Unexpectedly, too, Hannah’s appetite grew. She didn’t stop to savor every mouthful of sea grass the way she always had—as soon as she’d taken one bite, she was already thinking about the next. For the first time that she could remember, Hannah felt something pushing her out of the moment she lived in and knew, felt it nudging her toward... what? She had no idea, she only knew that she needed to find a new patch of grass. She’d munched this one almost down to the sand, and she wasn’t even close to full.

When Hannah decided to move on, she noticed another strange thing. She knew that she would find the best and most tender grass on the other side of the reef to her right, but when she turned toward it the water seemed to press her back. The tickle in her head made an ugly buzzing, but as soon as she turned to swim in the opposite direction, it quieted to a lovely low hum. This happened many times, until Hannah no longer knew where she was. She didn’t understand how she had wandered so far, but she wasn’t afraid. That seemed strange, too. She didn’t recognize the surrounding coral and rock, and she didn’t recognize herself. What had changed?

Now, maybe you’re wondering why Hannah didn’t stop to ask another turtle what was going on. It’s a very good question, and I hope you won’t find the answer silly. The Honu, as I mentioned, are extremely polite. They are also terribly shy. It’s hard to say which came first, the politeness or the shyness, but because they like their peace and quiet so much, they really hate to be a bother to anyone else. On the rare occasions that Honu try to converse, they spend so long clearing their throats and apologizing that they often forget what they wanted to say. A typical exchange might go like this:

Horace the Honu quietly coughs, “Um, so. Hm.”

Hannibal the Honu lifts his head in surprise. “Whassup?”

Horace sees that Hannibal is eating. “Oh, dude, I’m sorry,” he says. “I’ll come back after lunch.”
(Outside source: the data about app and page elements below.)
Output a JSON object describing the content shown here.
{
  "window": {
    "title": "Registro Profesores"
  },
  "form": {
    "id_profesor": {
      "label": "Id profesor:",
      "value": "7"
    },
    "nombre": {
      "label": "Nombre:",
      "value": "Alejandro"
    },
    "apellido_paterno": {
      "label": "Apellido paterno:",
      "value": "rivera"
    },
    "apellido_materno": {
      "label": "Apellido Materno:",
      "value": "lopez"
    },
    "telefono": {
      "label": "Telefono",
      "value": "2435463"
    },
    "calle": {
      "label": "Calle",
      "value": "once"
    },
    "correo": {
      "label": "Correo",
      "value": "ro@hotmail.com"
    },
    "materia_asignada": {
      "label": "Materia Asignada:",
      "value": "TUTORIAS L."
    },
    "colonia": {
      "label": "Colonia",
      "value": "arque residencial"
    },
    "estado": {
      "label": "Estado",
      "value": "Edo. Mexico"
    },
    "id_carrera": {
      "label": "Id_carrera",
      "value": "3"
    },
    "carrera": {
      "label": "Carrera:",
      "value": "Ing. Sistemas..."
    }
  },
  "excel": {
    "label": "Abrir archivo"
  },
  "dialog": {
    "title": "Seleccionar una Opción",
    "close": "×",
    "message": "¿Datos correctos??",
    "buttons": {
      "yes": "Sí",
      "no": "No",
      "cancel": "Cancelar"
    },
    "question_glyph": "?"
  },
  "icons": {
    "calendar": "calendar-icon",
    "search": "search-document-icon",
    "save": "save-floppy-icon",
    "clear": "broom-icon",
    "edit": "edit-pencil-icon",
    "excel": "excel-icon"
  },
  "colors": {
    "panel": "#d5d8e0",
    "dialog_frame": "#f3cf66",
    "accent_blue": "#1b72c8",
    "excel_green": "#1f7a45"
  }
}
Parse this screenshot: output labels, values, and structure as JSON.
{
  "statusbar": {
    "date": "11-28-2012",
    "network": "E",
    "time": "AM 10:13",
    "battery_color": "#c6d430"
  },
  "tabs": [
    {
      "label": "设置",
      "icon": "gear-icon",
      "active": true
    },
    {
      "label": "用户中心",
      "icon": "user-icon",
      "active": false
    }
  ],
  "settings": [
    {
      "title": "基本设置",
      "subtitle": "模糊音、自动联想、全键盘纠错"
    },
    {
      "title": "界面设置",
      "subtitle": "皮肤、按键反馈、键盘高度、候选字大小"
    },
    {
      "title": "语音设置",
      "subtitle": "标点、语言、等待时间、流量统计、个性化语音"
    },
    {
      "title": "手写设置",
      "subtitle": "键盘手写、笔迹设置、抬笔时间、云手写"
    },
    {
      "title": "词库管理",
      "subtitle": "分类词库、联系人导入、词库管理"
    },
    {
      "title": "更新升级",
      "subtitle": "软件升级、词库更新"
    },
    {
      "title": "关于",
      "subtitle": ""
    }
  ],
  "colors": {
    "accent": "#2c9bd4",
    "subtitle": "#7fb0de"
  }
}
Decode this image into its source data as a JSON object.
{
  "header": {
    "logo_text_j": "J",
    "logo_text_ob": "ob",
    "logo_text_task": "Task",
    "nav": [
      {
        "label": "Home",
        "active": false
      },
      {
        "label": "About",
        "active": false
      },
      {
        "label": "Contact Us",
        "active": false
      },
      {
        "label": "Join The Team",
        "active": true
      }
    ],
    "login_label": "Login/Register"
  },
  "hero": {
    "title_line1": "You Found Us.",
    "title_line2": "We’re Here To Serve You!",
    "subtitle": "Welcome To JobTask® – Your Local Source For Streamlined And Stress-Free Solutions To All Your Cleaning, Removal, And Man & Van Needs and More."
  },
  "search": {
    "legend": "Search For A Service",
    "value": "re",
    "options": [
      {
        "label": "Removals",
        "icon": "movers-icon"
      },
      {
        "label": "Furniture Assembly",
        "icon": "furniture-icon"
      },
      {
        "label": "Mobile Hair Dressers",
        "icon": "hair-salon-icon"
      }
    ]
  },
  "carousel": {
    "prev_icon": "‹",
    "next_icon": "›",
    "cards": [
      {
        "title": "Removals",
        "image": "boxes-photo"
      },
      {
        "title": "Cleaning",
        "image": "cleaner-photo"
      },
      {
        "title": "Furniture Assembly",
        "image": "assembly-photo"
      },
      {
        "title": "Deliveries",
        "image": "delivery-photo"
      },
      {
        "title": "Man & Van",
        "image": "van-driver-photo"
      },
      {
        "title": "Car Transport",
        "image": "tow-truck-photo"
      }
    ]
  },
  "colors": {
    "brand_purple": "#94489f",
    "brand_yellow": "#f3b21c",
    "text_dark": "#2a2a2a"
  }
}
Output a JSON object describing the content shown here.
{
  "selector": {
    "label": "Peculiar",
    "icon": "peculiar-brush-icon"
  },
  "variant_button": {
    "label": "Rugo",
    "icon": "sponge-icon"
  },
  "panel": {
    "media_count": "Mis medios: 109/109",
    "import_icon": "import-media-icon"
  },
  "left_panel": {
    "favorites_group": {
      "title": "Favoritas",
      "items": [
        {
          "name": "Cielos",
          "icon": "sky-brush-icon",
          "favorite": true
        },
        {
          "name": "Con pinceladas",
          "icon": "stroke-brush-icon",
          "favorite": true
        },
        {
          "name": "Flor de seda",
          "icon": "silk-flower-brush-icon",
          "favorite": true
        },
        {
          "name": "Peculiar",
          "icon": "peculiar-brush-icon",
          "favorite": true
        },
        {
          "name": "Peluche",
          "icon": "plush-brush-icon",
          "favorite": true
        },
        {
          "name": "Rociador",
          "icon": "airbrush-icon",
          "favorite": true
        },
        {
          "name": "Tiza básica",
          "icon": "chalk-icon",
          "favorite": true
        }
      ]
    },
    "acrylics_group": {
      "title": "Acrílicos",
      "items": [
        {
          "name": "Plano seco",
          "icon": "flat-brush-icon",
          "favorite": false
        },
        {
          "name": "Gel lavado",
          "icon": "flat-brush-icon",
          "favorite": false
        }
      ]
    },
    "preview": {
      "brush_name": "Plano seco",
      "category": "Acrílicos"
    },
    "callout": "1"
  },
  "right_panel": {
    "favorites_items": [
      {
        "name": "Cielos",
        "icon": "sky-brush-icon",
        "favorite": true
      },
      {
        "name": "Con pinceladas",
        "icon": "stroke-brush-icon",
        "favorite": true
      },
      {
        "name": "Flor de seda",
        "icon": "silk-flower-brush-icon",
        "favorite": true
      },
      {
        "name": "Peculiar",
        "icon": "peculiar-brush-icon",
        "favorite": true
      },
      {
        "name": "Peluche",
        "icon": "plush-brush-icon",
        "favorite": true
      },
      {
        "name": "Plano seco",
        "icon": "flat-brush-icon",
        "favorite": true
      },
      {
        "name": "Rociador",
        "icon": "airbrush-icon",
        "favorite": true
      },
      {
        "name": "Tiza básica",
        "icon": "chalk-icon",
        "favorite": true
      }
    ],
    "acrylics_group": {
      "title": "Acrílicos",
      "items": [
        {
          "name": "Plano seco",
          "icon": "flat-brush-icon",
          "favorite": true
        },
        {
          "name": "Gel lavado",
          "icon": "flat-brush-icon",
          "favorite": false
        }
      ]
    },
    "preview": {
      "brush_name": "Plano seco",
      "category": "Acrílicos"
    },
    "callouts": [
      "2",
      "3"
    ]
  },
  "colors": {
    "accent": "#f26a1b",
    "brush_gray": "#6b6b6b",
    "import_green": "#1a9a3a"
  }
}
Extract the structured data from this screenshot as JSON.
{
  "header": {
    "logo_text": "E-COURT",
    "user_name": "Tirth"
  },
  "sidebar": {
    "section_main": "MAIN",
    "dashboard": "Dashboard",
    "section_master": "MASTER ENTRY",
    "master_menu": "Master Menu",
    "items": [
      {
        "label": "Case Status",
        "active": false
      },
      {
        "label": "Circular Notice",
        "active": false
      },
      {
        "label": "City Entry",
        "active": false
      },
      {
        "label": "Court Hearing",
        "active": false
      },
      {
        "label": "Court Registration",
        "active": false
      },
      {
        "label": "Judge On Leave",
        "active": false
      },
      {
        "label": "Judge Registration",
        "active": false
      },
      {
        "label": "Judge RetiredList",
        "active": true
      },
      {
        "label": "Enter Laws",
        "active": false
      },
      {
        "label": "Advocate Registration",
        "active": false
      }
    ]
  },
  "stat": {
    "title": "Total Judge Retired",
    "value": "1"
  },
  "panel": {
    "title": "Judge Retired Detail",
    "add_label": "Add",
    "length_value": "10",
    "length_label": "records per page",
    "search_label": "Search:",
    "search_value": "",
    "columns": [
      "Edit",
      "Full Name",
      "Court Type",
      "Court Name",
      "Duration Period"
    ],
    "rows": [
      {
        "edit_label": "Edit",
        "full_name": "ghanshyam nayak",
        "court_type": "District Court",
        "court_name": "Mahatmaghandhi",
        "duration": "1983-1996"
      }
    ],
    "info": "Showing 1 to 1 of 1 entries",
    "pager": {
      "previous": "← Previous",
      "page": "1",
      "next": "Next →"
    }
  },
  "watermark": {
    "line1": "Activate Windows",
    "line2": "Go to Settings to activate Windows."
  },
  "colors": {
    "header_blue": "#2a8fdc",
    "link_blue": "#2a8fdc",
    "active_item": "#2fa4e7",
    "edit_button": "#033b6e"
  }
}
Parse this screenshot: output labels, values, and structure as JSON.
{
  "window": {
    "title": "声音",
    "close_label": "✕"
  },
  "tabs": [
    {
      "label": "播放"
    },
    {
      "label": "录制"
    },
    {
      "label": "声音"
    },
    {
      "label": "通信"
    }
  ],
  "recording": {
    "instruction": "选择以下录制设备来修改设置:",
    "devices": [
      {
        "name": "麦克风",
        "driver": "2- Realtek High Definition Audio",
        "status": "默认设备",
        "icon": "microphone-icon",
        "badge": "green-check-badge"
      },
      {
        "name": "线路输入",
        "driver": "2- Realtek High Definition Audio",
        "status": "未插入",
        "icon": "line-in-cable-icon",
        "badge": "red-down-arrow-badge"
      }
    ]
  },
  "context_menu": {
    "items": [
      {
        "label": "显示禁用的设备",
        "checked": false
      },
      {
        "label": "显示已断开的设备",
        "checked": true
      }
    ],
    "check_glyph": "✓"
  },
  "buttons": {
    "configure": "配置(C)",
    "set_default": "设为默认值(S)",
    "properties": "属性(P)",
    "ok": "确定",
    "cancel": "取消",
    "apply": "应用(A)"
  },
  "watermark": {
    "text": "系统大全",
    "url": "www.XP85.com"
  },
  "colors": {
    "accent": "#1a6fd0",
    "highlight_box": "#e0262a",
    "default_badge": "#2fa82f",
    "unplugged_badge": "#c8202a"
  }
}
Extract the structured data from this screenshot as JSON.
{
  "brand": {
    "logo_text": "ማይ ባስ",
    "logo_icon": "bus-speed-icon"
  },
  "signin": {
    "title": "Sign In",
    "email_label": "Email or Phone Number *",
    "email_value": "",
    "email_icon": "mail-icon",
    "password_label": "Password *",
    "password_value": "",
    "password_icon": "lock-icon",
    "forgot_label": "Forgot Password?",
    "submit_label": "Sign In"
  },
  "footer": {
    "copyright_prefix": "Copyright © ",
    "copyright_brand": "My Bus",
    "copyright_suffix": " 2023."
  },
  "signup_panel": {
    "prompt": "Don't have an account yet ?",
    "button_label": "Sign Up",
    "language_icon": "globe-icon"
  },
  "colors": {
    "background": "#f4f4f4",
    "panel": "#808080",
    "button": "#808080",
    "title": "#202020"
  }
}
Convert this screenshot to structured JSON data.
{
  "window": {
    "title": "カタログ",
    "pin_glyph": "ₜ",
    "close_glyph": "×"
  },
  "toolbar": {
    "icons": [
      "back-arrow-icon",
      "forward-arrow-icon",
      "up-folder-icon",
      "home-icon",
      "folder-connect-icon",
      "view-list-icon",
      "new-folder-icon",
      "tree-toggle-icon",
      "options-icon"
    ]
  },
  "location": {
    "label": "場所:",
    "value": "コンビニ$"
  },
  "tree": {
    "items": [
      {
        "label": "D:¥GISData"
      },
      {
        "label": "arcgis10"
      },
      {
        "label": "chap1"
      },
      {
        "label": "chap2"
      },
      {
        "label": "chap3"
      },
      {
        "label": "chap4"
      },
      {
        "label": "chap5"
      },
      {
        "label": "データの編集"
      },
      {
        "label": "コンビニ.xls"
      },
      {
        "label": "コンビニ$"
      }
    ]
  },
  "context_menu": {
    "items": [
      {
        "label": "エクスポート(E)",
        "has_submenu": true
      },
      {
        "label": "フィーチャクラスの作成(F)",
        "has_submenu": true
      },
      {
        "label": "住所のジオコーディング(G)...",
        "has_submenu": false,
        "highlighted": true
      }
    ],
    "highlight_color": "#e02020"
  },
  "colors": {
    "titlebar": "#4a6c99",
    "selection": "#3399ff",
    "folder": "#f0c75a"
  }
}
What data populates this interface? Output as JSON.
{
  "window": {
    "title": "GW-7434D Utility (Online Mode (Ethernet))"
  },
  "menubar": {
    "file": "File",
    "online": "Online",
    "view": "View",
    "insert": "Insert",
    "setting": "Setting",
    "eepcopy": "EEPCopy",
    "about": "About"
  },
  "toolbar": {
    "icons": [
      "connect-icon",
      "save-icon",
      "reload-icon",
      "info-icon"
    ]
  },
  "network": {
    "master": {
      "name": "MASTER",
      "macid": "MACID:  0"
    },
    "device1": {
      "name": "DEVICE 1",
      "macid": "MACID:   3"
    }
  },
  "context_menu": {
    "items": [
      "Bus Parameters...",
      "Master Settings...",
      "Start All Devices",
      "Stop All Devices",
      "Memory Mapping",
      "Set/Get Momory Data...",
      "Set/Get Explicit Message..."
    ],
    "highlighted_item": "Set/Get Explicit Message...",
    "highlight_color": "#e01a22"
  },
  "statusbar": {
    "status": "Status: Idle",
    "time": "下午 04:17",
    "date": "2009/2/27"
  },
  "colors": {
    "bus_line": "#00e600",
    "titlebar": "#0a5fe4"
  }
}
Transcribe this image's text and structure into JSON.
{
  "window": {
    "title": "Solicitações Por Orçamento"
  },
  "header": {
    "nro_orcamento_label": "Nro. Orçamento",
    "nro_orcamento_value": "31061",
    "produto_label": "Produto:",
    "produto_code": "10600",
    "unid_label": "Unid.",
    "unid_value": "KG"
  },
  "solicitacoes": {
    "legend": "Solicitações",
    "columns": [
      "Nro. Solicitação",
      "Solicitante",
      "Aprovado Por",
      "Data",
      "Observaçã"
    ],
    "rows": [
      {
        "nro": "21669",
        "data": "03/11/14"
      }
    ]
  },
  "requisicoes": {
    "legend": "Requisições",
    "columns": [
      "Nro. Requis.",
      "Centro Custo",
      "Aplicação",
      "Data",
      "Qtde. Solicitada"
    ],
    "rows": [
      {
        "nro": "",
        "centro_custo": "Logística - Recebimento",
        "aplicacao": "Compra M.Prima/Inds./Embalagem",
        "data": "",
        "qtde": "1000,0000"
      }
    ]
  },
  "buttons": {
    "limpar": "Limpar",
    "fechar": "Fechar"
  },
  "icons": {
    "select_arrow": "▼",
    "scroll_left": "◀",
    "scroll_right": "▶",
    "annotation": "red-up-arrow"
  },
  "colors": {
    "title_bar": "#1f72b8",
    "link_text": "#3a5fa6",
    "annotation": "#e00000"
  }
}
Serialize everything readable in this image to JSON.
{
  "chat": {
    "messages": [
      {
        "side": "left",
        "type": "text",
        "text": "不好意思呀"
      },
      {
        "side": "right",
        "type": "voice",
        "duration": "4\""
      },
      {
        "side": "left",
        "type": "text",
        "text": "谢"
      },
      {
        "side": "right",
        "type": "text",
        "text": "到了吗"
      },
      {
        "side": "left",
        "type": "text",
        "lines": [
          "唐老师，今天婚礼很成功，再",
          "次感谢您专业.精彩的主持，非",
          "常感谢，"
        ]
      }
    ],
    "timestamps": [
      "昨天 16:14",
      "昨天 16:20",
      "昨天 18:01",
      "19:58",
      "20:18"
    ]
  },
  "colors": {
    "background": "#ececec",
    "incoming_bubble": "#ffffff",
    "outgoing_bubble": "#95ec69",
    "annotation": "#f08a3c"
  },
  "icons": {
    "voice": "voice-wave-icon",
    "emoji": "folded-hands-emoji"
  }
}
“No, man, stay,” replies Hannibal. “It’s a way tasty tuft. You should have some. Please.”

“Ah, I couldn’t, really. I had a crazy big breakfast, couldn’t eat another bite.”

Hannibal insists, “Come on, just a nibble, man.”

Horace snips off a few blades with his beaky mouth and delicately munches. “Sweet.”

“I told you, right?” Hannibal takes another bite. He chews contentedly with Horace.

Horace coughs again. “Um yeah, so.”

“Something you need, friend?” Hannibal asks. “Just say the word.”

“Yeah, maybe.” Horace tries to remember. “I mean there was. I don’t know.”

Hannibal shrugs. “It’ll come back to you. Or not. Meantime, there’s plenty of grass if you just want to chill.”

The Honu like nothing better than chilling—except when they get a tickle in their blood and they begin to wonder why. One night a dream gave Hannah something new to wonder about. She dreamt of a beautiful place where butterfly fish fluttered and silver monk seals somersaulted through brilliant blue waters. She dreamt of angelfish with sunbright faces, of corals that fanned out flat and wide as manta rays.

When Hannah woke from her dream, she wasn’t hungry anymore. She didn’t want to eat, she only wanted to swim. She had to find her way back to the place of her dream. She knew she’d been there before. That was what the tickle had been telling her all along: it was time to go home.

No comments:

Post a Comment